Broken transmission mechanisms
New figures from Europe reveal that both GDP and inflation in the euro area are falling, while unemployment is steadily rising. At its last policy meeting the European Central Bank reduced its main interest rate to 0.75%, a record low for the single-currency area. Yet low ECB rates aren’t having the desired effect around the struggling periphery.
«In 2008, as the euro zone started to contract, the ECB slashed its main rate from 4.25% to 1%. But because investors were worried about the state of the banks, the returns that banks had to offer on their own bonds rose. This offset the ECB’s easing, so that firms’ borrowing rates fell by less than normal.

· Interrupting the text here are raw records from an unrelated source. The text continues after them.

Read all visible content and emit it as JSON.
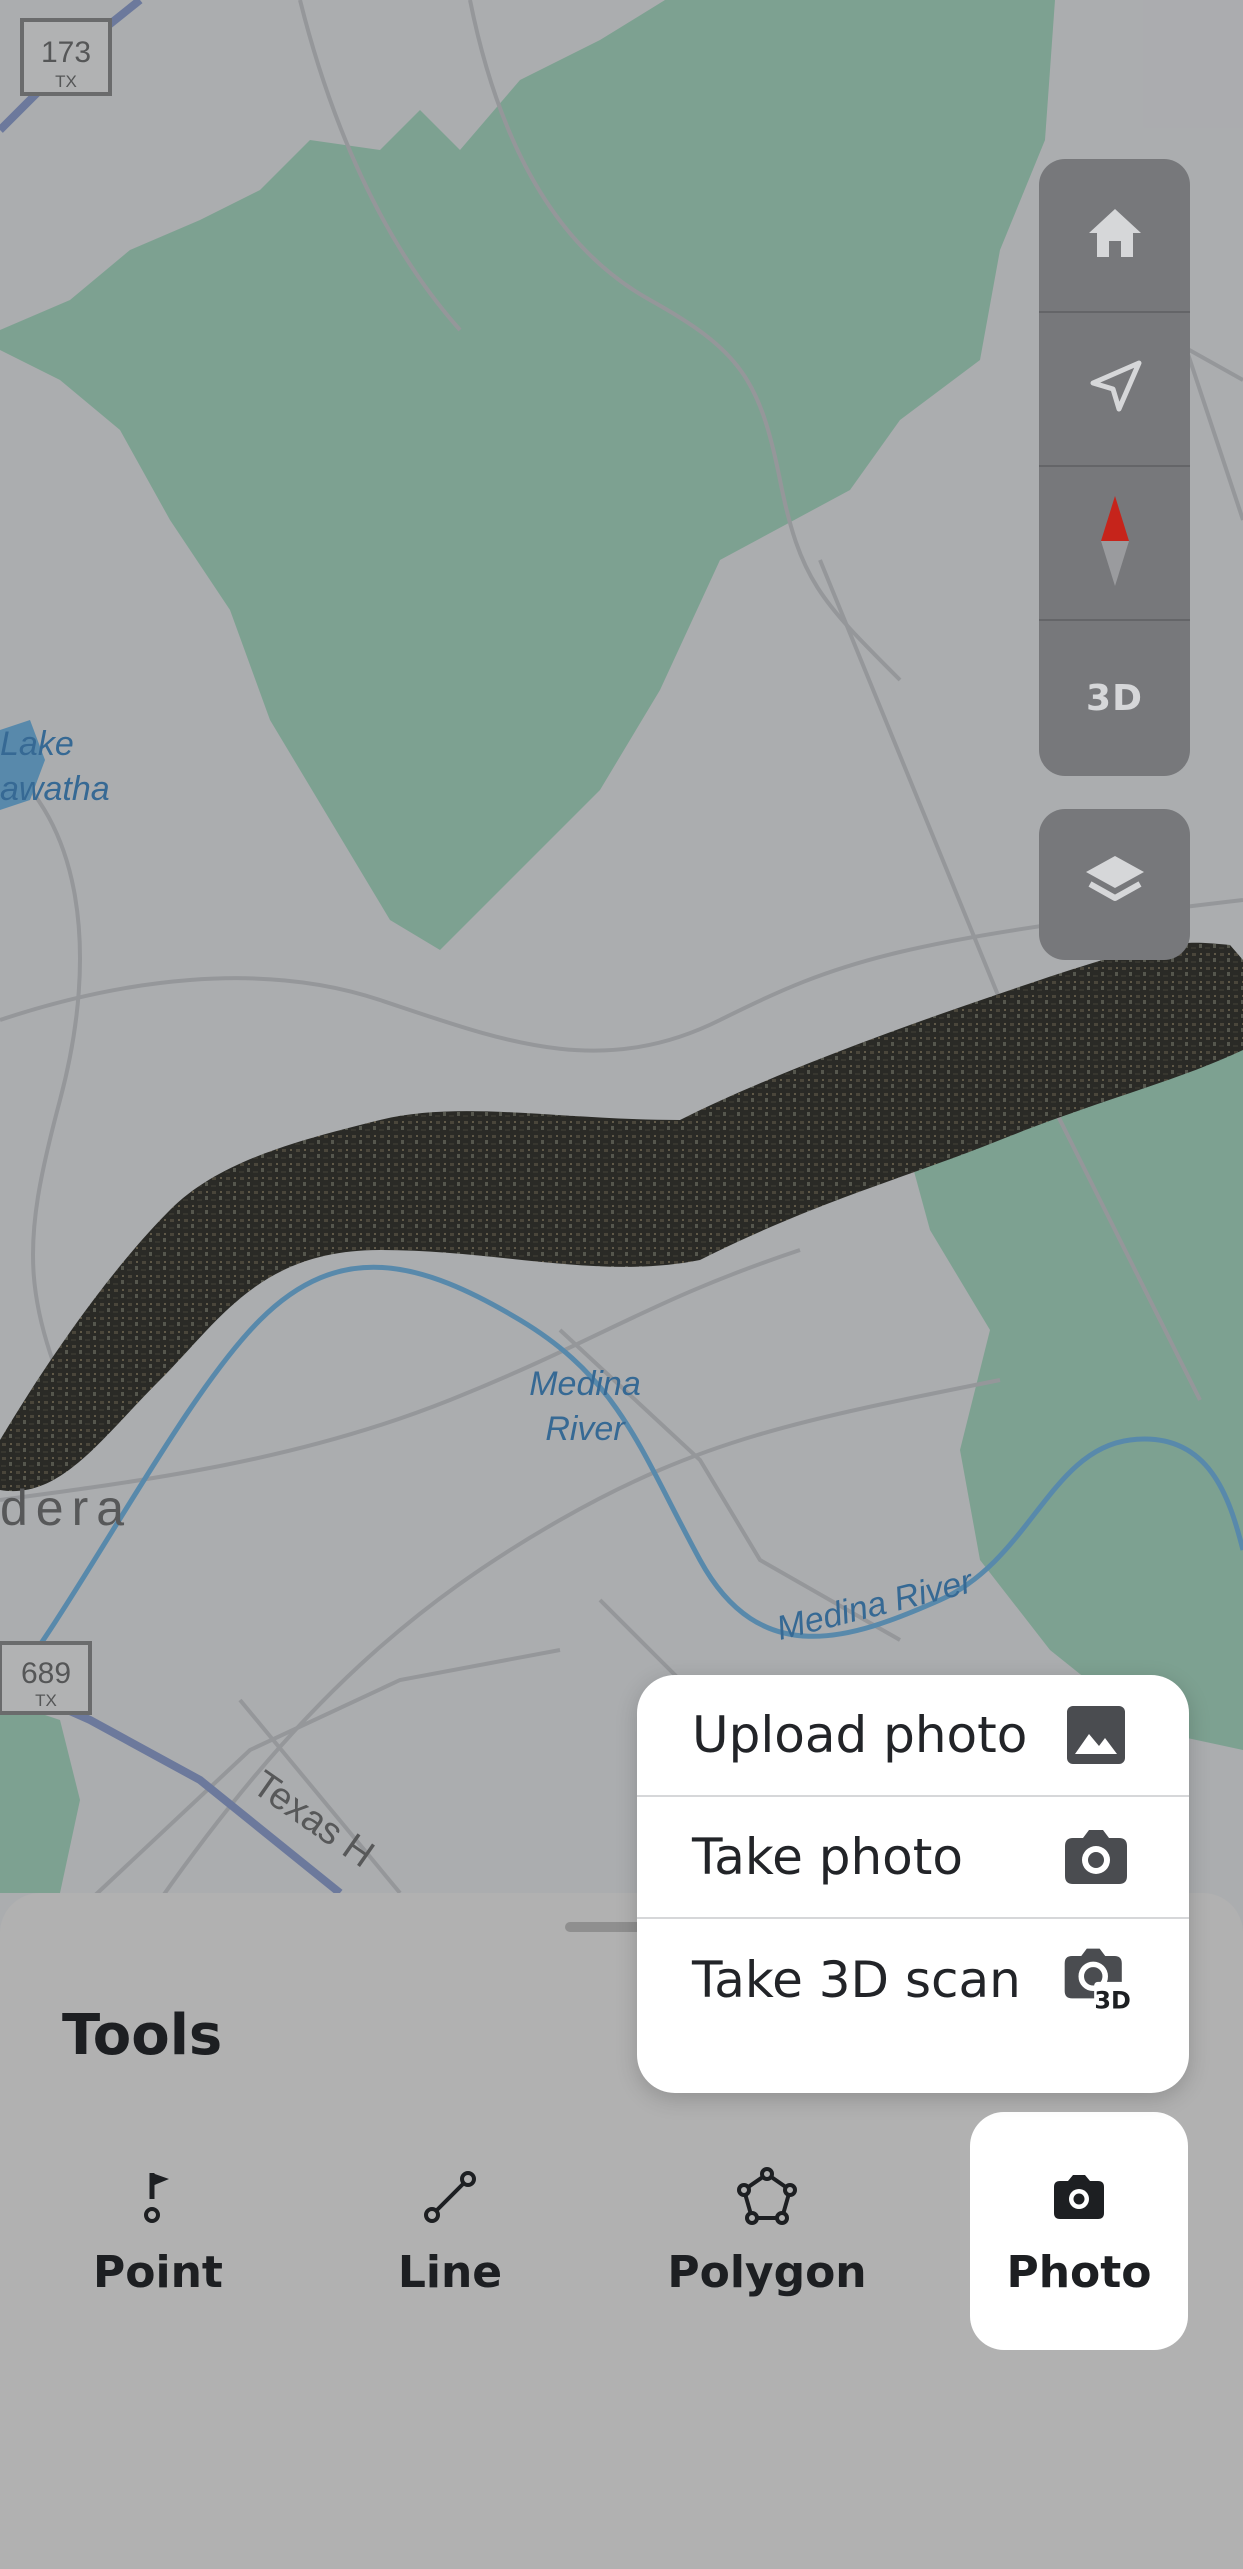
{
  "map": {
    "labels": {
      "highway_173": "173",
      "highway_173_state": "TX",
      "highway_689": "689",
      "highway_689_state": "TX",
      "lake_line1": "Lake",
      "lake_line2": "awatha",
      "river_line1": "Medina",
      "river_line2": "River",
      "river_curved": "Medina River",
      "town_partial": "dera",
      "road_partial": "Texas H"
    },
    "colors": {
      "land": "#e9eaec",
      "park": "#a6d9c0",
      "water": "#6fb6e6",
      "road": "#c9cacd"
    }
  },
  "map_controls": {
    "home_icon": "home-icon",
    "locate_icon": "navigation-arrow-icon",
    "compass_icon": "compass-icon",
    "three_d_label": "3D",
    "layers_icon": "layers-icon"
  },
  "photo_menu": {
    "items": [
      {
        "label": "Upload photo",
        "icon": "image-icon"
      },
      {
        "label": "Take photo",
        "icon": "camera-icon"
      },
      {
        "label": "Take 3D scan",
        "icon": "camera-3d-icon",
        "badge": "3D"
      }
    ]
  },
  "tools_sheet": {
    "title": "Tools",
    "tools": [
      {
        "label": "Point",
        "icon": "point-flag-icon"
      },
      {
        "label": "Line",
        "icon": "line-icon"
      },
      {
        "label": "Polygon",
        "icon": "polygon-icon"
      },
      {
        "label": "Photo",
        "icon": "camera-icon",
        "selected": true
      }
    ]
  }
}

When the euro crisis intensified in 2010, the ECB’s influence on interest rates in Spain and Italy waned even further. Banks’ bond yields rose in line with their governments’ cost of borrowing. As predicted by the bank-lending channel, but now as a result of a change that the ECB did not control, the supply of loans contracted. The amount of borrowing in Italy and Spain has started to fall again (see right-hand chart). Some of this may be due to weak demand. But a 2011 study by the ECB suggested that tight credit conditions could take two percentage points off annual growth in the currency area. Recent studies by the IMF and the Bank of Italy concur: credit supply is a big problem.»
Source: The Economist